### Re: Weight distribution on tires

Yanna.
The equation b is what you would need but don't worry about that.
If you need only drag for linear motion or acceleration suppose the car simetric wheel load on right equal to the left..
Regards

Tim.Wright
444 Joined: Fri Feb 13, 2009 5:29 am

### Re: Weight distribution on tires

With 4 wheels the vertical equilibrium is over constrained so you need to know a lot of info about the suspension and tyres to calculate the vertical loads.

Are you trying to calculate lateral slip induced drag? How accurate does it need to be?
Not the engineer at Force India

Greg Locock
168
Joined: Fri Jun 29, 2012 11:48 pm

### Re: Weight distribution on tires

As Tim says. It's the 4 legged stool problem, there is no solution in simple statics. If you have trouble imagining why imagine fitting adjustable spring seats to each wheel. Wind FL and RR down until one or both of the other wheels lifts off the ground. The sum (FL+RR)-(FR+RL) tells you how much diagonal weighting you have.

DiogoBrand
93 Joined: Thu May 14, 2015 6:02 pm
Location: Brazil

### Re: Weight distribution on tires

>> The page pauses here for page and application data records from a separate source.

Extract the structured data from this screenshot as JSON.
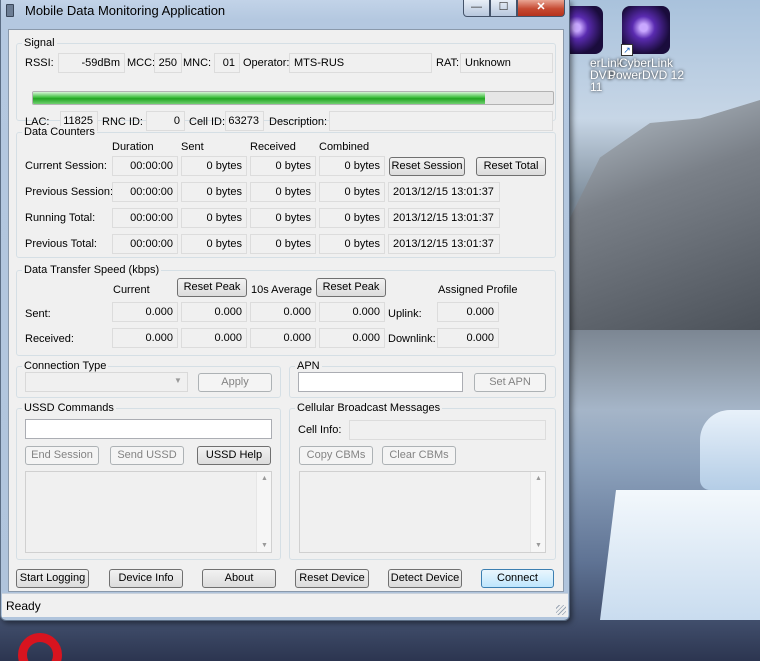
{
  "window": {
    "title": "Mobile Data Monitoring Application"
  },
  "desktop": {
    "icons": [
      {
        "line1": "erLink",
        "line2": "DVD 11"
      },
      {
        "line1": "CyberLink",
        "line2": "PowerDVD 12"
      }
    ]
  },
  "signal": {
    "title": "Signal",
    "rssi_label": "RSSI:",
    "rssi_value": "-59dBm",
    "mcc_label": "MCC:",
    "mcc_value": "250",
    "mnc_label": "MNC:",
    "mnc_value": "01",
    "operator_label": "Operator:",
    "operator_value": "MTS-RUS",
    "rat_label": "RAT:",
    "rat_value": "Unknown",
    "strength_fraction": 0.87,
    "lac_label": "LAC:",
    "lac_value": "11825",
    "rnc_label": "RNC ID:",
    "rnc_value": "0",
    "cell_label": "Cell ID:",
    "cell_value": "63273",
    "desc_label": "Description:",
    "desc_value": ""
  },
  "counters": {
    "title": "Data Counters",
    "headers": [
      "Duration",
      "Sent",
      "Received",
      "Combined"
    ],
    "rows": [
      {
        "label": "Current Session:",
        "duration": "00:00:00",
        "sent": "0 bytes",
        "received": "0 bytes",
        "combined": "0 bytes"
      },
      {
        "label": "Previous Session:",
        "duration": "00:00:00",
        "sent": "0 bytes",
        "received": "0 bytes",
        "combined": "0 bytes",
        "stamp": "2013/12/15 13:01:37"
      },
      {
        "label": "Running Total:",
        "duration": "00:00:00",
        "sent": "0 bytes",
        "received": "0 bytes",
        "combined": "0 bytes",
        "stamp": "2013/12/15 13:01:37"
      },
      {
        "label": "Previous Total:",
        "duration": "00:00:00",
        "sent": "0 bytes",
        "received": "0 bytes",
        "combined": "0 bytes",
        "stamp": "2013/12/15 13:01:37"
      }
    ],
    "reset_session": "Reset Session",
    "reset_total": "Reset Total"
  },
  "speed": {
    "title": "Data Transfer Speed (kbps)",
    "current_label": "Current",
    "reset_peak": "Reset Peak",
    "avg_label": "10s Average",
    "profile_label": "Assigned Profile",
    "sent_label": "Sent:",
    "received_label": "Received:",
    "uplink_label": "Uplink:",
    "downlink_label": "Downlink:",
    "sent_values": [
      "0.000",
      "0.000",
      "0.000",
      "0.000"
    ],
    "received_values": [
      "0.000",
      "0.000",
      "0.000",
      "0.000"
    ],
    "uplink": "0.000",
    "downlink": "0.000"
  },
  "connection": {
    "title": "Connection Type",
    "apply": "Apply"
  },
  "apn": {
    "title": "APN",
    "value": "",
    "set_apn": "Set APN"
  },
  "ussd": {
    "title": "USSD Commands",
    "end_session": "End Session",
    "send_ussd": "Send USSD",
    "help": "USSD Help"
  },
  "cbm": {
    "title": "Cellular Broadcast Messages",
    "cell_info_label": "Cell Info:",
    "copy": "Copy CBMs",
    "clear": "Clear CBMs"
  },
  "bottom": {
    "start_logging": "Start Logging",
    "device_info": "Device Info",
    "about": "About",
    "reset_device": "Reset Device",
    "detect_device": "Detect Device",
    "connect": "Connect"
  },
  "status": "Ready"
}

It's probably a similar problem to what we have on Civil Engineering with Hyperstatic structures. You won't solve it by analyzing the car as a perfect solid, you need to have the elastic characteristics of each contact point in mind, like spring rates, tyre compression rates and even chassis stiffness if possible.